## Material to process
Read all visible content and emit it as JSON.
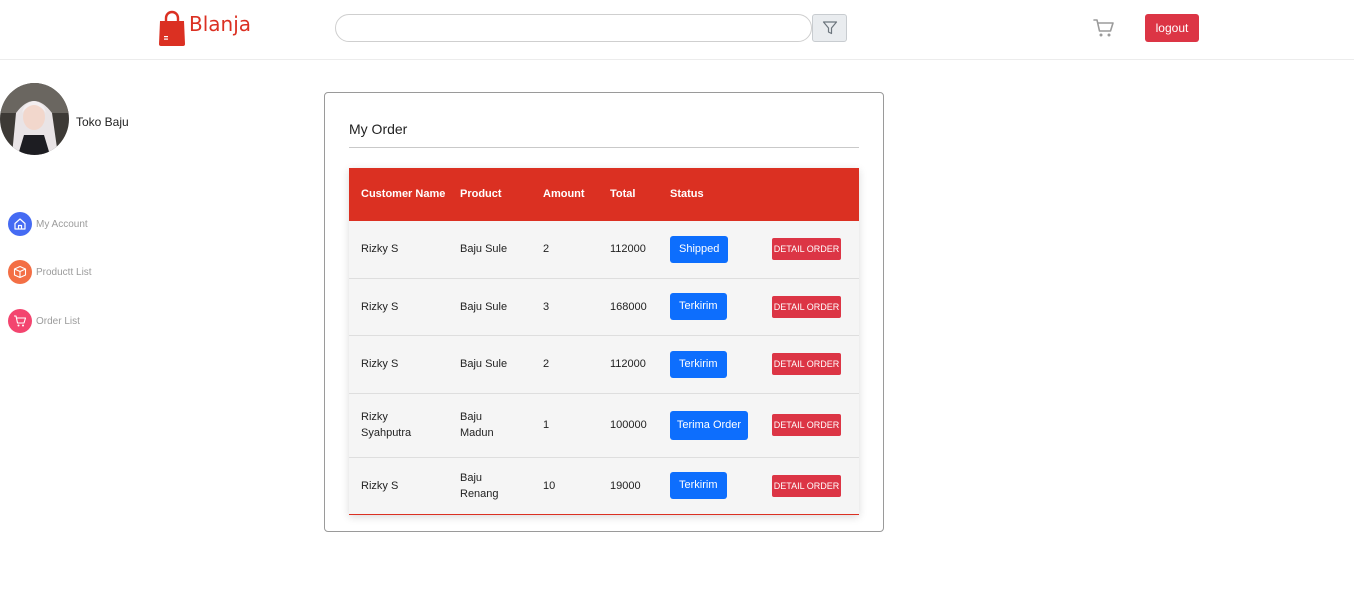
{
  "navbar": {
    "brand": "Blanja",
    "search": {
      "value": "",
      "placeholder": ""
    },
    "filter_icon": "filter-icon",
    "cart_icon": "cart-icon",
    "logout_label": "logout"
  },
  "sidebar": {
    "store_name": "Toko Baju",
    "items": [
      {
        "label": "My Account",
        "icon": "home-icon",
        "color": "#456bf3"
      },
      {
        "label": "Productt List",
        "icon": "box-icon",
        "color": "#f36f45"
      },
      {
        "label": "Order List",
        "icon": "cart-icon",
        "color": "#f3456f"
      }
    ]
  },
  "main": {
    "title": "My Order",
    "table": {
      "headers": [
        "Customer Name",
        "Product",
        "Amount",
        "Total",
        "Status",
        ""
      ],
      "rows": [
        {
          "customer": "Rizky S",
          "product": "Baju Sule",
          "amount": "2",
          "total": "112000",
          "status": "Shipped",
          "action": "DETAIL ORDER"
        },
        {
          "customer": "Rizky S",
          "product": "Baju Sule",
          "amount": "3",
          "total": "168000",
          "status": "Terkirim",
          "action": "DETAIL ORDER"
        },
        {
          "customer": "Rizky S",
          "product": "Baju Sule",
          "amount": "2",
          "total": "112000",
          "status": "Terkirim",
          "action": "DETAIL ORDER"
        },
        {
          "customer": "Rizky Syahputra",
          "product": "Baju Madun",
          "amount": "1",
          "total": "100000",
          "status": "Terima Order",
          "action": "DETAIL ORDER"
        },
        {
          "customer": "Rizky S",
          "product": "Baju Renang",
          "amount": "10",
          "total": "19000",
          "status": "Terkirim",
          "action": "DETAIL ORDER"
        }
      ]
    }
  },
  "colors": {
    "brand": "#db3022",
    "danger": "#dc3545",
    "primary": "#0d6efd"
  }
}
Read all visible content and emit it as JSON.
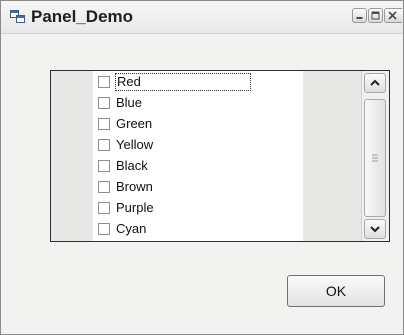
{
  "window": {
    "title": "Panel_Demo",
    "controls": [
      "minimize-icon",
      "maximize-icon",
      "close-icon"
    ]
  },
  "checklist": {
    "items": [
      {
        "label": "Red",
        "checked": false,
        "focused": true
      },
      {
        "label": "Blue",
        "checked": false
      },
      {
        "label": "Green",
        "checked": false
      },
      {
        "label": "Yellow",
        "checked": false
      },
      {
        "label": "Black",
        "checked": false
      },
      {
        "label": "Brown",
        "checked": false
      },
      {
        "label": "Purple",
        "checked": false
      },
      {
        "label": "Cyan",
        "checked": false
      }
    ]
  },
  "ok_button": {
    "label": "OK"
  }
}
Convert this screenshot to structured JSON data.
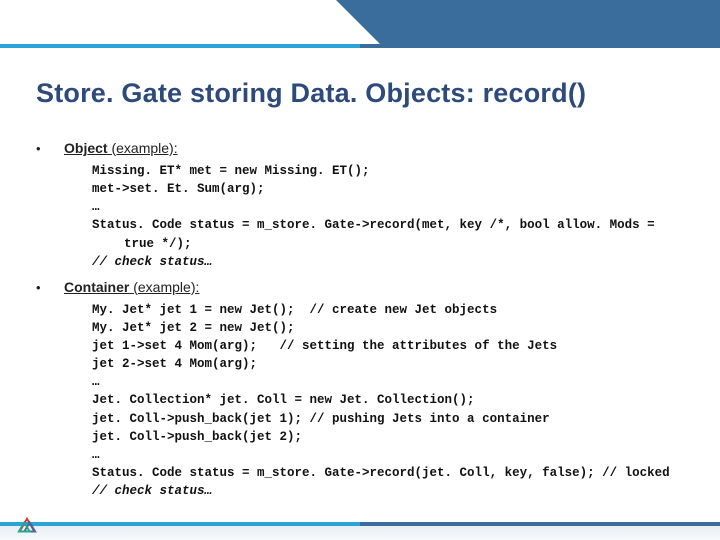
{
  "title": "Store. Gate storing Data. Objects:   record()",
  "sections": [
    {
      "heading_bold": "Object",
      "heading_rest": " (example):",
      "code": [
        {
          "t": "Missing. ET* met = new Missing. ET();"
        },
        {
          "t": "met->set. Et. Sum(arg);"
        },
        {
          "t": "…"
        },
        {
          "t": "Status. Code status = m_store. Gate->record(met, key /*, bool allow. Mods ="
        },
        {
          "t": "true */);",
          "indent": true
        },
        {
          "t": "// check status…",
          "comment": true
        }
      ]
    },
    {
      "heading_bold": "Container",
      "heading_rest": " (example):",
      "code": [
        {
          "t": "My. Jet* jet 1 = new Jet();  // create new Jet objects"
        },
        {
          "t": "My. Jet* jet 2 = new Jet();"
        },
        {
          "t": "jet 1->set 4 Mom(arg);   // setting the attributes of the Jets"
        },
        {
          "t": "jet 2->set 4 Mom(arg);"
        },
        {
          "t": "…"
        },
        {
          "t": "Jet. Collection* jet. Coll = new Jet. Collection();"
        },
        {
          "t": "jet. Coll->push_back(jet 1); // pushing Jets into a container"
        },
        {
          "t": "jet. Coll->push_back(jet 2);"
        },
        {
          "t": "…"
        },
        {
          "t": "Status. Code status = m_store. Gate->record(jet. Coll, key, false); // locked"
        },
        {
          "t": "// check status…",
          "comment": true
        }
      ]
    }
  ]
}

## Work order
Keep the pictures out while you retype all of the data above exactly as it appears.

## Solution for this task
Read all visible content and emit it as JSON.
{
  "navbar": {
    "brand": "Blanja",
    "search": {
      "value": "",
      "placeholder": ""
    },
    "filter_icon": "filter-icon",
    "cart_icon": "cart-icon",
    "logout_label": "logout"
  },
  "sidebar": {
    "store_name": "Toko Baju",
    "items": [
      {
        "label": "My Account",
        "icon": "home-icon",
        "color": "#456bf3"
      },
      {
        "label": "Productt List",
        "icon": "box-icon",
        "color": "#f36f45"
      },
      {
        "label": "Order List",
        "icon": "cart-icon",
        "color": "#f3456f"
      }
    ]
  },
  "main": {
    "title": "My Order",
    "table": {
      "headers": [
        "Customer Name",
        "Product",
        "Amount",
        "Total",
        "Status",
        ""
      ],
      "rows": [
        {
          "customer": "Rizky S",
          "product": "Baju Sule",
          "amount": "2",
          "total": "112000",
          "status": "Shipped",
          "action": "DETAIL ORDER"
        },
        {
          "customer": "Rizky S",
          "product": "Baju Sule",
          "amount": "3",
          "total": "168000",
          "status": "Terkirim",
          "action": "DETAIL ORDER"
        },
        {
          "customer": "Rizky S",
          "product": "Baju Sule",
          "amount": "2",
          "total": "112000",
          "status": "Terkirim",
          "action": "DETAIL ORDER"
        },
        {
          "customer": "Rizky Syahputra",
          "product": "Baju Madun",
          "amount": "1",
          "total": "100000",
          "status": "Terima Order",
          "action": "DETAIL ORDER"
        },
        {
          "customer": "Rizky S",
          "product": "Baju Renang",
          "amount": "10",
          "total": "19000",
          "status": "Terkirim",
          "action": "DETAIL ORDER"
        }
      ]
    }
  },
  "colors": {
    "brand": "#db3022",
    "danger": "#dc3545",
    "primary": "#0d6efd"
  }
}
Read all visible content and emit it as JSON.
{
  "window": {
    "title": "Panel_Demo",
    "controls": [
      "minimize-icon",
      "maximize-icon",
      "close-icon"
    ]
  },
  "checklist": {
    "items": [
      {
        "label": "Red",
        "checked": false,
        "focused": true
      },
      {
        "label": "Blue",
        "checked": false
      },
      {
        "label": "Green",
        "checked": false
      },
      {
        "label": "Yellow",
        "checked": false
      },
      {
        "label": "Black",
        "checked": false
      },
      {
        "label": "Brown",
        "checked": false
      },
      {
        "label": "Purple",
        "checked": false
      },
      {
        "label": "Cyan",
        "checked": false
      }
    ]
  },
  "ok_button": {
    "label": "OK"
  }
}
Convert this screenshot to structured JSON data.
{
  "title": "Store. Gate storing Data. Objects:   record()",
  "sections": [
    {
      "heading_bold": "Object",
      "heading_rest": " (example):",
      "code": [
        {
          "t": "Missing. ET* met = new Missing. ET();"
        },
        {
          "t": "met->set. Et. Sum(arg);"
        },
        {
          "t": "…"
        },
        {
          "t": "Status. Code status = m_store. Gate->record(met, key /*, bool allow. Mods ="
        },
        {
          "t": "true */);",
          "indent": true
        },
        {
          "t": "// check status…",
          "comment": true
        }
      ]
    },
    {
      "heading_bold": "Container",
      "heading_rest": " (example):",
      "code": [
        {
          "t": "My. Jet* jet 1 = new Jet();  // create new Jet objects"
        },
        {
          "t": "My. Jet* jet 2 = new Jet();"
        },
        {
          "t": "jet 1->set 4 Mom(arg);   // setting the attributes of the Jets"
        },
        {
          "t": "jet 2->set 4 Mom(arg);"
        },
        {
          "t": "…"
        },
        {
          "t": "Jet. Collection* jet. Coll = new Jet. Collection();"
        },
        {
          "t": "jet. Coll->push_back(jet 1); // pushing Jets into a container"
        },
        {
          "t": "jet. Coll->push_back(jet 2);"
        },
        {
          "t": "…"
        },
        {
          "t": "Status. Code status = m_store. Gate->record(jet. Coll, key, false); // locked"
        },
        {
          "t": "// check status…",
          "comment": true
        }
      ]
    }
  ]
}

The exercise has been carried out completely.